● **WHAT THE TASK REQUIRES**
When a line in the data below includes "icon", pick it out and copy it.

Dataset rows describing interfaces
******
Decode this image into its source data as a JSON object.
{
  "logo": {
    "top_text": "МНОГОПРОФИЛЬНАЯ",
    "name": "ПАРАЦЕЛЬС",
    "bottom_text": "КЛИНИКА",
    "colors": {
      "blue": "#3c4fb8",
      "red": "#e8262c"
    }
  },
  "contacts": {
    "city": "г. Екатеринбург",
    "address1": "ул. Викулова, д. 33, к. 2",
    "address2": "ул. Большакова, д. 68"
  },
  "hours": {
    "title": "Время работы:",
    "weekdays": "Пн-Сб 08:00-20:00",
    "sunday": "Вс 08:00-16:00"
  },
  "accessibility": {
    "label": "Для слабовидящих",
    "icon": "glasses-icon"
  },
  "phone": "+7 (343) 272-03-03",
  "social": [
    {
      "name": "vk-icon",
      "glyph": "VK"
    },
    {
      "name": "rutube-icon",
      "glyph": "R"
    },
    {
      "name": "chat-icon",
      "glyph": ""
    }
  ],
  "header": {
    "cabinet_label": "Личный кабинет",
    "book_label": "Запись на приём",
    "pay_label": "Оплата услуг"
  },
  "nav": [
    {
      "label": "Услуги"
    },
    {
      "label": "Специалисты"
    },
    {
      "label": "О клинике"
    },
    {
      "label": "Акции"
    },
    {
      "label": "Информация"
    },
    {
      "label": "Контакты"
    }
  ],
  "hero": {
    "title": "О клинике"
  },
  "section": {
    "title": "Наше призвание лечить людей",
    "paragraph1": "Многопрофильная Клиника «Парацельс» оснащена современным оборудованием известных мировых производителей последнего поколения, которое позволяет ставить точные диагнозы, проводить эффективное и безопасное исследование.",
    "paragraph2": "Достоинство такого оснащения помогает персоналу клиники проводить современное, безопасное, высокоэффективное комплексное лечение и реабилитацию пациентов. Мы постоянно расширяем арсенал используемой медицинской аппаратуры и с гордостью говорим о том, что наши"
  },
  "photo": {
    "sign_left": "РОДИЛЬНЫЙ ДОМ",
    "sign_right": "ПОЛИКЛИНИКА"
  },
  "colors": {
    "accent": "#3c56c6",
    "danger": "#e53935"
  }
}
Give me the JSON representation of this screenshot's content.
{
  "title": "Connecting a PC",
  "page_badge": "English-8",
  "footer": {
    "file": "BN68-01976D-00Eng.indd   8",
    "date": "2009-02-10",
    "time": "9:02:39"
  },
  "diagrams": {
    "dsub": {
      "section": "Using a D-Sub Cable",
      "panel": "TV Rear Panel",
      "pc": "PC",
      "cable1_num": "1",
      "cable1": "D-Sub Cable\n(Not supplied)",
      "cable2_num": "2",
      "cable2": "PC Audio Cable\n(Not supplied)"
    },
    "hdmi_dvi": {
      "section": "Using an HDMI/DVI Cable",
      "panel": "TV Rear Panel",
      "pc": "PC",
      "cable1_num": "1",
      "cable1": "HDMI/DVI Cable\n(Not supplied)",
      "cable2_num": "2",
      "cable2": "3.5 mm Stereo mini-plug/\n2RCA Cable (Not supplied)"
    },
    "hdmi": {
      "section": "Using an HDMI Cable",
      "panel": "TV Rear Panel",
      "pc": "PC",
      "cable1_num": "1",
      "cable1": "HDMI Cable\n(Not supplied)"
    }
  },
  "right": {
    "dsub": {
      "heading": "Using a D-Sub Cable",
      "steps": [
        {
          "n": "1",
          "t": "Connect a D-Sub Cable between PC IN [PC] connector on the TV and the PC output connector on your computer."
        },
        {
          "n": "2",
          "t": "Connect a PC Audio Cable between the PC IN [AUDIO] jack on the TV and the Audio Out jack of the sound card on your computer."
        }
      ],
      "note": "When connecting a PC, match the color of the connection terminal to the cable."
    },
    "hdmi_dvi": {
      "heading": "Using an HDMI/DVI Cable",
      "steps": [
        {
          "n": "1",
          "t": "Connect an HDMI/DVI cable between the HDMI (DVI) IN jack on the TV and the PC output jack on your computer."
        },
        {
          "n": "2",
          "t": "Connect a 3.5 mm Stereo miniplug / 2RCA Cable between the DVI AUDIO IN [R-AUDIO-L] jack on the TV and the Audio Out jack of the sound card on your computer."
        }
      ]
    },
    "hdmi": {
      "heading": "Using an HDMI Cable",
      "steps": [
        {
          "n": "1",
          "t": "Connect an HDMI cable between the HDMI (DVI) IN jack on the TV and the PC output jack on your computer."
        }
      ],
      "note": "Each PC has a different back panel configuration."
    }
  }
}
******
● **TASK RESULT**
    "icon": "glasses-icon"
      "name": "vk-icon",
      "name": "rutube-icon",
      "name": "chat-icon",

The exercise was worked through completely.